As an IT guy, I’m quite interested in how the new version of Windows is going to handle connecting to a domain. Is the interface new? Updated? are we going to see more tools? Does Windows 8 still require a reboot after joining a domain? There are a few questions I wanted to answer with this Consumer Preview version of Windows 8 I have loaded. My test environment included a Windows Server 2008 Domain Control and a Windows 8 computer.
Summary: Windows 8’s Active Directory support goes under the microscope as build 8250 is joined to a domain.
Well, with all the hoopla about the metro interface and the possible lack of support for domains in Windows on ARM (WOA) tablets – you might forget that Windows is also a client machine. In fact, you might have missed that the engine that makes Windows so successful is the Enterprise and manageability tools that come with Active Directory domains.
Your first question is probably “What’s new?” and I have to say, “Not allot”. based on what I’ve seen, Windows 8 doesn’t really look like it will be much different than that of Windows 7 when you join a domain. Let’s take a look.
So far, this is the same place as you would join a domain in Windows 7. The “Change” button is still there and really, if the theme wasn’t slightly different, you might think this was actually Windows 7. You also notice the Computer Description is still there.
Domain Change Screen
This screen also looks exactly the same. Not much of a difference here.

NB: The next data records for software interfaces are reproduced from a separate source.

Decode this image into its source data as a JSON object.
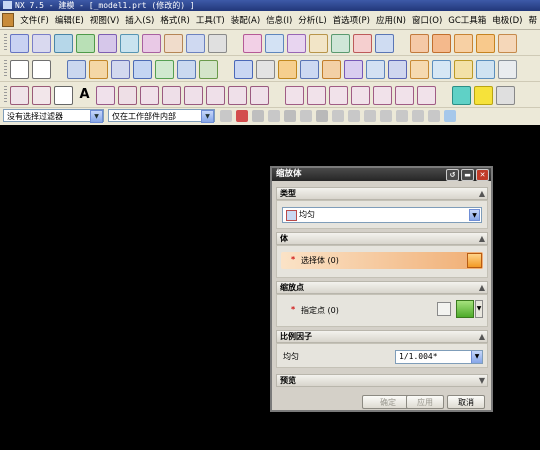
{
  "window": {
    "title": "NX 7.5 - 建模 - [_model1.prt  (修改的) ]"
  },
  "menu": [
    "文件(F)",
    "编辑(E)",
    "视图(V)",
    "插入(S)",
    "格式(R)",
    "工具(T)",
    "装配(A)",
    "信息(I)",
    "分析(L)",
    "首选项(P)",
    "应用(N)",
    "窗口(O)",
    "GC工具箱",
    "电极(D)",
    "帮"
  ],
  "filters": {
    "type_filter": "没有选择过滤器",
    "scope_filter": "仅在工作部件内部"
  },
  "dialog": {
    "title": "缩放体",
    "sections": {
      "type": {
        "header": "类型",
        "value": "均匀"
      },
      "body": {
        "header": "体",
        "select_label": "选择体 (0)"
      },
      "scale_point": {
        "header": "缩放点",
        "specify_label": "指定点 (0)"
      },
      "scale_factor": {
        "header": "比例因子",
        "uniform_label": "均匀",
        "uniform_value": "1/1.004*"
      },
      "preview": {
        "header": "预览"
      }
    },
    "buttons": {
      "ok": "确定",
      "apply": "应用",
      "cancel": "取消"
    }
  },
  "colors": {
    "title_gradient": "#22377a",
    "viewport": "#000000",
    "dialog_bg": "#d4d0c8",
    "selection_highlight": "#f0ae74",
    "required_asterisk": "#d01818"
  }
}
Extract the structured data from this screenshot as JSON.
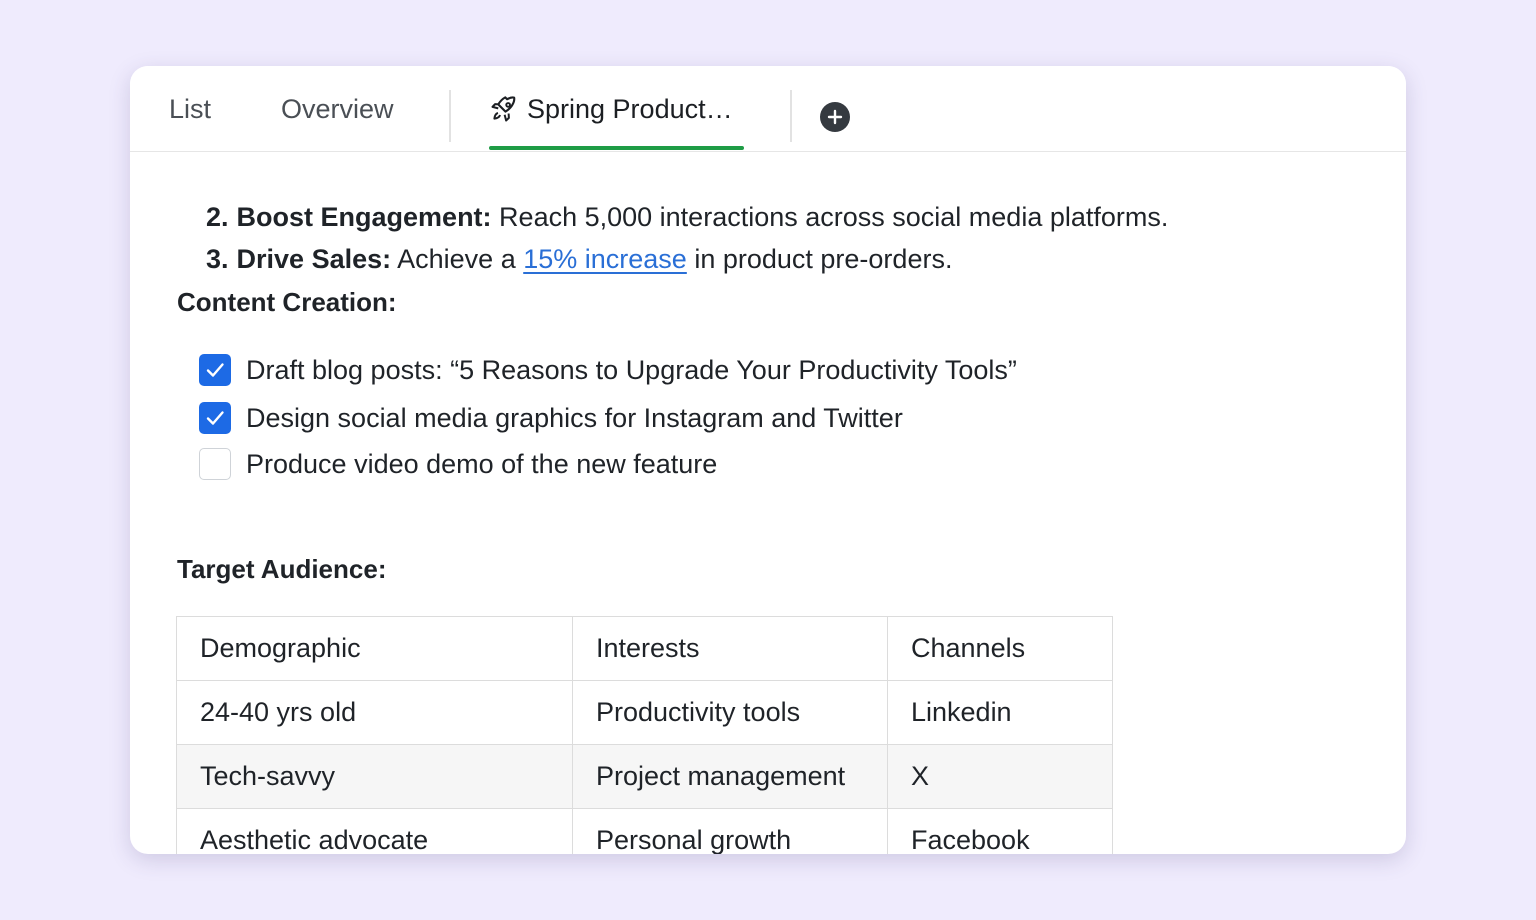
{
  "tabs": {
    "list": "List",
    "overview": "Overview",
    "active": "Spring Product…",
    "active_icon": "rocket-icon",
    "add_icon": "plus-circle-icon"
  },
  "goals": [
    {
      "num": "2.",
      "bold": "Boost Engagement:",
      "text": " Reach 5,000 interactions across social media platforms."
    },
    {
      "num": "3.",
      "bold": "Drive Sales:",
      "pre": " Achieve a ",
      "link": "15% increase",
      "post": " in product pre-orders."
    }
  ],
  "content_creation": {
    "heading": "Content Creation:",
    "tasks": [
      {
        "label": "Draft blog posts: “5 Reasons to Upgrade Your Productivity Tools”",
        "checked": true
      },
      {
        "label": "Design social media graphics for Instagram and Twitter",
        "checked": true
      },
      {
        "label": "Produce video demo of the new feature",
        "checked": false
      }
    ]
  },
  "target_audience": {
    "heading": "Target Audience:",
    "columns": [
      "Demographic",
      "Interests",
      "Channels"
    ],
    "rows": [
      [
        "24-40 yrs old",
        "Productivity tools",
        "Linkedin"
      ],
      [
        "Tech-savvy",
        "Project management",
        "X"
      ],
      [
        "Aesthetic advocate",
        "Personal growth",
        "Facebook"
      ]
    ]
  },
  "colors": {
    "background": "#efebfd",
    "accent_green": "#1e9c45",
    "checkbox_blue": "#1d6ae5",
    "link_blue": "#2a6fd6"
  }
}
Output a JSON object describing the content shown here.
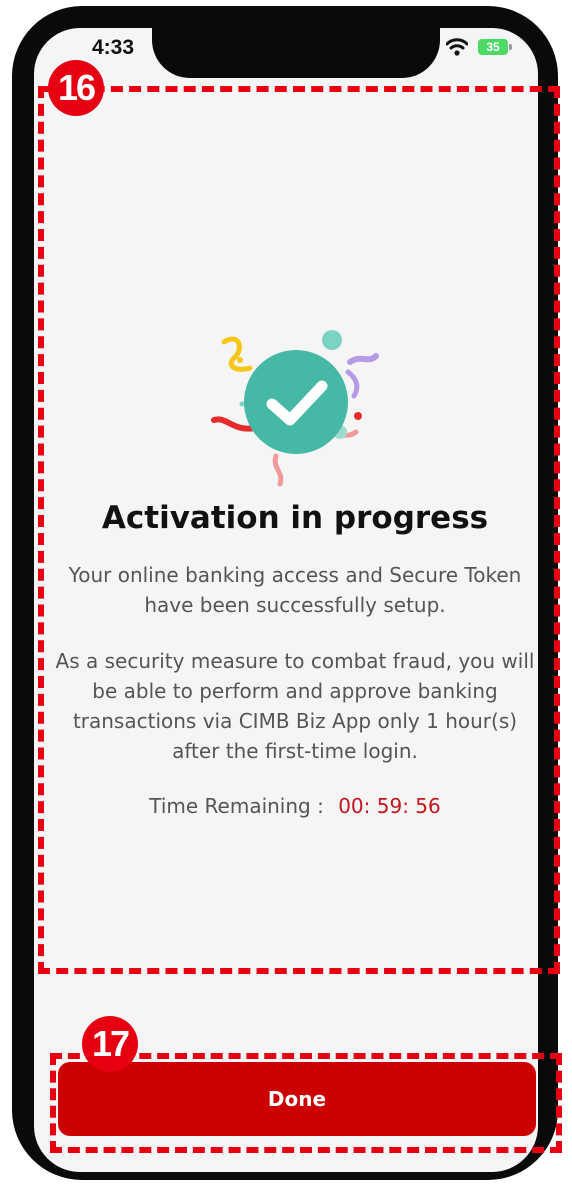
{
  "status_bar": {
    "time": "4:33",
    "battery": "35"
  },
  "annotations": {
    "badge_16": "16",
    "badge_17": "17"
  },
  "content": {
    "title": "Activation in progress",
    "paragraph_1": "Your online banking access and Secure Token have been successfully setup.",
    "paragraph_2": "As a security measure to combat fraud, you will be able to perform and approve banking transactions via CIMB Biz App only 1 hour(s) after the first-time login.",
    "timer_label": "Time Remaining :",
    "timer_value": "00: 59: 56"
  },
  "footer": {
    "done_label": "Done"
  },
  "colors": {
    "accent": "#cc0000",
    "annotation": "#e60012",
    "check_circle": "#45b8a6",
    "timer": "#c4161c"
  },
  "icons": {
    "success": "check-circle-icon",
    "wifi": "wifi-icon",
    "battery": "battery-icon"
  }
}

I do notice that the “More Information” link has been removed, though this may be due to plans Microsoft has for a different help system.
After Joining Domain
After you’ve authenticated in the domain you’ll still get this somewhat useless dialog that welcomes us to the domain. Microsoft, I really think you can do away with this process altogether now.
I was curious if we’d see a version of Windows that can join a domain and not require a reboot. That would have been an impressive new feature. But, alas, we much still reboot machines after joining a domain just like we always did. I don’t see any reason for that to change in the final version.
The most significant changes are going to be to the look and feel of login screens on Windows 8. When a domain user is logging in, it looks like this:
Interesting here is that Windows supports user accounts from the local Windows machine, from a a Windows Active directory and accounts that are cloud enabled with a Microsoft Account. It will be interesting to see more about how these accounts are represented on disk, how they’re linked to thy’re respective services and whether Microsoft has made plans for API (Application Programming Interface) that might let developers hook accounts and services to the shell. Imagine logging into Windows with your Gmail account and having an Android-like experience. There is some great potential here.
|From left, the login screen with a domain account, a Microsoft (cloud) Account, and other (local) user|
Given the number of changes Microsoft was promoting at their recent event in Barcelona, I was expecting to see a few more differences than this. Let’s also not forget that there may be some interesting goodies in the Windows 8 Server -> Windows 8 Client scenario that I haven’t been able to test.